christian preacher. non christian shooting victims are now burning in hell.

Discussion in 'Politics' started by Free Thinker, Jul 23, 2012.

  1. Jerry Newcombe, Evangelical Leader, Says Only Christian Victims Of Colorado Shooting Going To Heaven

    An evangelical spokesperson for a religious group known as Truth In Action has claimed that the tragedy in Colorado happened because America has lost its fear of hell.

    In an article published on OneNewsNow, evangelical Jerry Newcombe wrote:

    I can't help but feel that to some extent, we're reaping what we've been sowing as a society. We said to God, "Get out of the public arena." Lawsuit after lawsuit, often by misguided "civil libertarians," have chased away any fear of God in the land -- at least in the hearts of millions.
    Newcombe is not alone in reacting this way to the shooting in Aurora that claimed 12 deaths and left dozens of people injured.
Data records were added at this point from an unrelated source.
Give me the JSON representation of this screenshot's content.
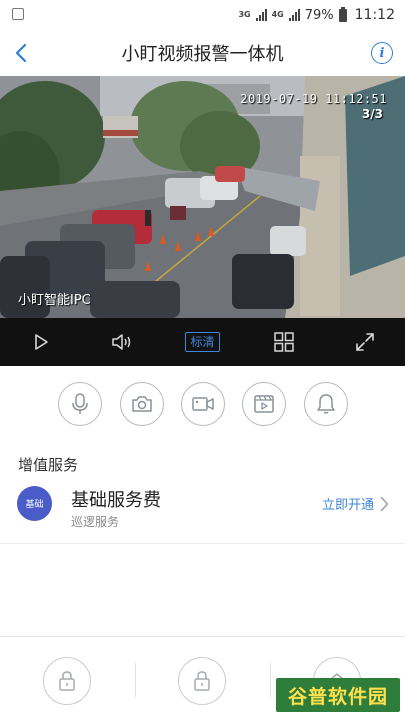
{
  "status_bar": {
    "network_1": "3G",
    "network_2": "4G",
    "battery_percent": "79%",
    "time": "11:12"
  },
  "header": {
    "title": "小盯视频报警一体机",
    "back_icon": "chevron-left-icon",
    "info_icon": "info-icon",
    "info_glyph": "i",
    "accent_color": "#2f7fd6"
  },
  "video": {
    "timestamp": "2019-07-19 11:12:51",
    "page_indicator": "3/3",
    "camera_label": "小盯智能IPC"
  },
  "video_toolbar": {
    "quality_label": "标清",
    "icons": [
      "play-icon",
      "volume-icon",
      "quality-button",
      "grid-icon",
      "fullscreen-icon"
    ]
  },
  "actions": {
    "icons": [
      "microphone-icon",
      "camera-icon",
      "video-record-icon",
      "playback-icon",
      "alarm-bell-icon"
    ]
  },
  "services": {
    "section_title": "增值服务",
    "items": [
      {
        "badge": "基础",
        "name": "基础服务费",
        "sub": "巡逻服务",
        "action": "立即开通"
      }
    ]
  },
  "bottom_nav": {
    "icons": [
      "lock-icon",
      "lock-icon",
      "home-icon"
    ]
  },
  "watermark": {
    "text": "谷普软件园",
    "background": "#2e7d3a",
    "color": "#ffe14d"
  }
}
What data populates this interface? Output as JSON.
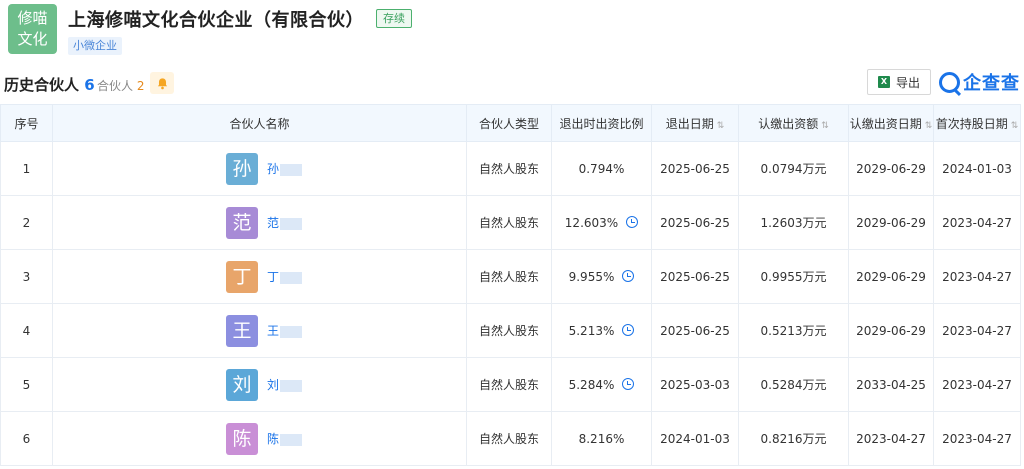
{
  "company": {
    "logo_lines": [
      "修喵",
      "文化"
    ],
    "name": "上海修喵文化合伙企业（有限合伙）",
    "status": "存续",
    "scale_tag": "小微企业",
    "logo_color": "#6dbe8b"
  },
  "section": {
    "title": "历史合伙人",
    "title_count": "6",
    "sub_tab": "合伙人",
    "sub_tab_count": "2"
  },
  "toolbar": {
    "export_label": "导出",
    "excel_icon": "X",
    "brand_text": "企查查"
  },
  "table": {
    "headers": [
      "序号",
      "合伙人名称",
      "合伙人类型",
      "退出时出资比例",
      "退出日期",
      "认缴出资额",
      "认缴出资日期",
      "首次持股日期"
    ],
    "rows": [
      {
        "index": "1",
        "avatar": "孙",
        "avatar_color": "#6aaed6",
        "name": "孙",
        "type": "自然人股东",
        "ratio": "0.794%",
        "exit_date": "2025-06-25",
        "amount": "0.0794万元",
        "subscribe_date": "2029-06-29",
        "first_date": "2024-01-03",
        "has_info": false
      },
      {
        "index": "2",
        "avatar": "范",
        "avatar_color": "#a78bd6",
        "name": "范",
        "type": "自然人股东",
        "ratio": "12.603%",
        "exit_date": "2025-06-25",
        "amount": "1.2603万元",
        "subscribe_date": "2029-06-29",
        "first_date": "2023-04-27",
        "has_info": true
      },
      {
        "index": "3",
        "avatar": "丁",
        "avatar_color": "#e8a56a",
        "name": "丁",
        "type": "自然人股东",
        "ratio": "9.955%",
        "exit_date": "2025-06-25",
        "amount": "0.9955万元",
        "subscribe_date": "2029-06-29",
        "first_date": "2023-04-27",
        "has_info": true
      },
      {
        "index": "4",
        "avatar": "王",
        "avatar_color": "#8c8fe0",
        "name": "王",
        "type": "自然人股东",
        "ratio": "5.213%",
        "exit_date": "2025-06-25",
        "amount": "0.5213万元",
        "subscribe_date": "2029-06-29",
        "first_date": "2023-04-27",
        "has_info": true
      },
      {
        "index": "5",
        "avatar": "刘",
        "avatar_color": "#5ba7d8",
        "name": "刘",
        "type": "自然人股东",
        "ratio": "5.284%",
        "exit_date": "2025-03-03",
        "amount": "0.5284万元",
        "subscribe_date": "2033-04-25",
        "first_date": "2023-04-27",
        "has_info": true
      },
      {
        "index": "6",
        "avatar": "陈",
        "avatar_color": "#c98fd6",
        "name": "陈",
        "type": "自然人股东",
        "ratio": "8.216%",
        "exit_date": "2024-01-03",
        "amount": "0.8216万元",
        "subscribe_date": "2023-04-27",
        "first_date": "2023-04-27",
        "has_info": false
      }
    ]
  },
  "colors": {
    "accent": "#1a73e8",
    "status_green": "#3aa05e",
    "header_bg": "#f2f8fe"
  }
}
On the day of the shooting Rep. Gohmert of Texas also insisted that the shootings are the result of "ongoing attacks on Judeo-Christian Beliefs":

    "People say ... where was God in all of this? We've threatened high school graduation participations, if they use God's name, they're going to be jailed ... I mean that kind of stuff. Where was God? What have we done with God? We don't want him around. I kind of like his protective hand being present."
    Perhaps more disturbing were Newcombe’s comments on a segment on the American Family Association dedicated to understanding the shooting tragedy in Colorado. In taking about the deaths, Newcombe separated the afterlife fate of those who died as Christians and those who did not:

    If a Christian dies early, if a Christian dies young, it seems tragic, but really it is not tragic because they are going to a wonderful place.. on the other hand, if a person doesn’t know Jesus Christ.. if they knowingly rejected Jesus Christ, then, basically, they are going to a terrible place.
  2. Where do Muslim suicide bombers go?
  3. jem


    1. We have kicked God out of the nation.
    We were once a Christian Nation according to the Supreme Court.

    2. There is a possibility the only thing wrong is the use of the word "rejected" t perhaps God would give a dead person a chance to accept or reject him in death.

    So what is wrong with that belief... Do you have a better one.

    Random chance is just a belief, according to science too.
  4. Ricter


    No love at all in these men's breast, just fear and hate.
  5. i thought god was all powerful? he cant figure out a way that he might be able to stay on the island?
  6. Brass


  7. Brass


    Problem is, he keeps finding his way back through the dark crevices in the cellar of the mind. Isn't there something we could use that works like borax on ants?
  8. jem


    There is no dissonance in these declarations. There is a universal language pervading them all, having one meaning. They affirm and reaffirm that this is a religious nation. These are not individual sayings, declarations of private persons. They are organic utterances. They speak the voice of the entire people. While because of a general recognition of this truth the question has seldom been presented to the courts, yet we find that in Updegraph v. Com., 11 Serg. & R. 394, 400, it was decided that, ‘Christianity, general Christianity, is, and always has been, a part of the common law of Pennsylvania.”
    — Supreme Court Decision, 1892 Church of the Holy Trinity Decision v United States

    These, and many other matters which might be noticed, add a volume of unofficial declarations to the mass of organic utterances that this is a Christian nation. 143 U.S. 457 (1892)[3]
  9. Brass


  10. jem


    #10     Jul 23, 2012